When it comes to the other potential candidates, it’s fairly easy to discern their intentions. Thom Tillis is in. Greg Brannon is in. Mark Harris might as well be. Renee Ellmers says her “heart is in the House”. Virginia Foxx says she’s been “urged not to say no yet” (which means no). After a lot of activity this spring, Berger has been awfully quiet lately, and he’s said to be leaning against making the race.
That leaves Jim Cain. From the News & Observer:
Former ambassador to Denmark Jim Cain would not confirm or deny his rumored candidacy for the 2014 Senate GOP primary after a speech Monday to the Rotary Club of Raleigh.
Cain, also a former president and CEO of the Carolina Hurricanes, first answered with a “no comment,” but continued: “At some point in life I will get back into public service, but whether the Senate race in 2014 is the right time and opportunity or not at this point, I don’t know. I’ll just say there are many who are encouraging us to run.”
What to make of this statement? Cain, I think, is genuinely undecided, but is facing pressure from two groups – those who really want him to run and those who really don’t.

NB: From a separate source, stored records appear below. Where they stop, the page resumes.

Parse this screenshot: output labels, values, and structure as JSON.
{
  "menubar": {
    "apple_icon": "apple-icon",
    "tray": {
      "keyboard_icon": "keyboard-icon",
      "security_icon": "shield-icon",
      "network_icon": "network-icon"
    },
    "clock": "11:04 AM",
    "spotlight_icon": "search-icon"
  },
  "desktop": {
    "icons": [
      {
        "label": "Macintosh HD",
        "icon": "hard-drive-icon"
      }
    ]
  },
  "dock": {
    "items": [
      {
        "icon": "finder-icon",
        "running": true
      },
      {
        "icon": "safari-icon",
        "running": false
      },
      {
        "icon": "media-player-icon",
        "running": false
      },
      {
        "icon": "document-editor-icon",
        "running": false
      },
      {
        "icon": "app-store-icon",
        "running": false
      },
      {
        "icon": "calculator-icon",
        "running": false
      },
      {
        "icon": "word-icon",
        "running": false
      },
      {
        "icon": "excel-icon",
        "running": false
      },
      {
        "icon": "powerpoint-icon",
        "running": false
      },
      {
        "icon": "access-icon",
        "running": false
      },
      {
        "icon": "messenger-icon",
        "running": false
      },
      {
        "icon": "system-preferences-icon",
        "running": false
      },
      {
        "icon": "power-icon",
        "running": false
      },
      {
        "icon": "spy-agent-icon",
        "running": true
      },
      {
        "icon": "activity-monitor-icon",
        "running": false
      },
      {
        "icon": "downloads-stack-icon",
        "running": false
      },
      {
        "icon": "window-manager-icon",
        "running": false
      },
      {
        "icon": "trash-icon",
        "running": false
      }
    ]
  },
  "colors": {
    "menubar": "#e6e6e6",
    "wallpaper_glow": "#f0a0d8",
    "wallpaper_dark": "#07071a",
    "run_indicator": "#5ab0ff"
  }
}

A Cain entry has the potential to turn the Republican primary on its head. He would probably compete with Thom Tillis when it comes to garnering support from mainstream Republicans. And therein lies the danger – a Cain entry could divide the moderate vote, allowing a Tea Party contender to prevail. Hence the pressure.
Even though Cain’s statement is awfully ambiguous, gun to my head I’d say he opts out of the race. It’s possible, however, that he’s taking a “wait and see” approach. It’s still early summer, there’s still plenty of time to decide.

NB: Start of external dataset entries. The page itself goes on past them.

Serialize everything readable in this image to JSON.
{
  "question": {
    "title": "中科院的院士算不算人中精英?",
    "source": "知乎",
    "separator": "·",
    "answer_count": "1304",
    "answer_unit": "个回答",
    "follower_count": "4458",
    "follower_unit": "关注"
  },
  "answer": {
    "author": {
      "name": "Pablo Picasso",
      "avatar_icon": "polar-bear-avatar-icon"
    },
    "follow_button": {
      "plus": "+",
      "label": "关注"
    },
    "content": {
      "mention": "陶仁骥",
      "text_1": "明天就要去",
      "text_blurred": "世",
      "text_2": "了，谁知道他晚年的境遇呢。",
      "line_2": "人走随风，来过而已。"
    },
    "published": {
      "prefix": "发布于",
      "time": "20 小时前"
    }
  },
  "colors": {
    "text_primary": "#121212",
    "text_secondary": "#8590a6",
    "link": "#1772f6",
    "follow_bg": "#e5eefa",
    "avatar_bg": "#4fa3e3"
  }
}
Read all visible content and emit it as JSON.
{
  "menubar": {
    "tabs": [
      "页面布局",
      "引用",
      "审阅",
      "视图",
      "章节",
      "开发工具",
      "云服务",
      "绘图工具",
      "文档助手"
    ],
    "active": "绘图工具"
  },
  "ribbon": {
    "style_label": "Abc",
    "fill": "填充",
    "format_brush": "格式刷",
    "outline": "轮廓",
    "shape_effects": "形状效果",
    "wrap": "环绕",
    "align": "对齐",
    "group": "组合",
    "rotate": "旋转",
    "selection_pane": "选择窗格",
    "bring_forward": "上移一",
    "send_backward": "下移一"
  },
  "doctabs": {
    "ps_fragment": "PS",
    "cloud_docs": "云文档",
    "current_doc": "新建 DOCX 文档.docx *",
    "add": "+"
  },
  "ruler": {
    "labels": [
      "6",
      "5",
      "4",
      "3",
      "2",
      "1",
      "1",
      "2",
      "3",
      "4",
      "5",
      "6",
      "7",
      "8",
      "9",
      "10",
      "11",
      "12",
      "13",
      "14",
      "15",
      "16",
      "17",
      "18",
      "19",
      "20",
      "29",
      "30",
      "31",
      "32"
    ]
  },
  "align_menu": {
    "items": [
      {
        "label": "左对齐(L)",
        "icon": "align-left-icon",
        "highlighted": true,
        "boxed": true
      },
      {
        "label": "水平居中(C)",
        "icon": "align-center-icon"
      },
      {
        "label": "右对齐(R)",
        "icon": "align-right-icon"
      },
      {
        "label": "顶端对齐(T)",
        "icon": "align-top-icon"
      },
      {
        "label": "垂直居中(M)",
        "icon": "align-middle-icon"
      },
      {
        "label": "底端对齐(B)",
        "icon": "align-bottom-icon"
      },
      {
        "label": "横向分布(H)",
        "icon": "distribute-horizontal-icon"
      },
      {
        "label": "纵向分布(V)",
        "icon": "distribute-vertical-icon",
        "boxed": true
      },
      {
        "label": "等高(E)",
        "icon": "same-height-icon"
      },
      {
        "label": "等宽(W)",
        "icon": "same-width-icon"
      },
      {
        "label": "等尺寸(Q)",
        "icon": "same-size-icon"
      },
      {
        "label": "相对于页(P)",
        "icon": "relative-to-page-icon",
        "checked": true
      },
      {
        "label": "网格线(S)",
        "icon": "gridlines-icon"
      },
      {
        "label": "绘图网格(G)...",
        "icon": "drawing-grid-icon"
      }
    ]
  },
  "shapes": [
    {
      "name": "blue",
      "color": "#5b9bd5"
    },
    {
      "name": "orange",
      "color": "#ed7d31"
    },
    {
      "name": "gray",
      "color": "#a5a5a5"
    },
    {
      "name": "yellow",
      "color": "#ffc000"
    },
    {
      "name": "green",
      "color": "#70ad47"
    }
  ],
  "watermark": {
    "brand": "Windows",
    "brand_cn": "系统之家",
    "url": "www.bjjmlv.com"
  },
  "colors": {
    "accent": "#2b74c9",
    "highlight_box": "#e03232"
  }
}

During the informal speech, Cain said the U.S. must promote its entrepreneurial spirit throughout the rest of this “small world.” The U.S. isn’t better than other countries, he said, it’s just different. In his world travels, he’s heard dozens of people refer to the US as the “land of opportunities,” a moniker he hopes the country will work towards preserving.
If Cain does throw his hat into the ring, he might want to work on this kind of language. While saying “the U.S. isn’t better than other countries” makes sense coming from an ambassador, it won’t win him accolades from conservatives.
When will the Senate race begin, really? Look for after the legislative session. That’s when Tillis will end the “soft launch” period of his campaign and start acting like a U.S. Senate candidate. That’s when Foxx, Ellmers, etc. will tell us they’re not running. And Cain? It’s possible that a month from now, he’ll still be a question mark.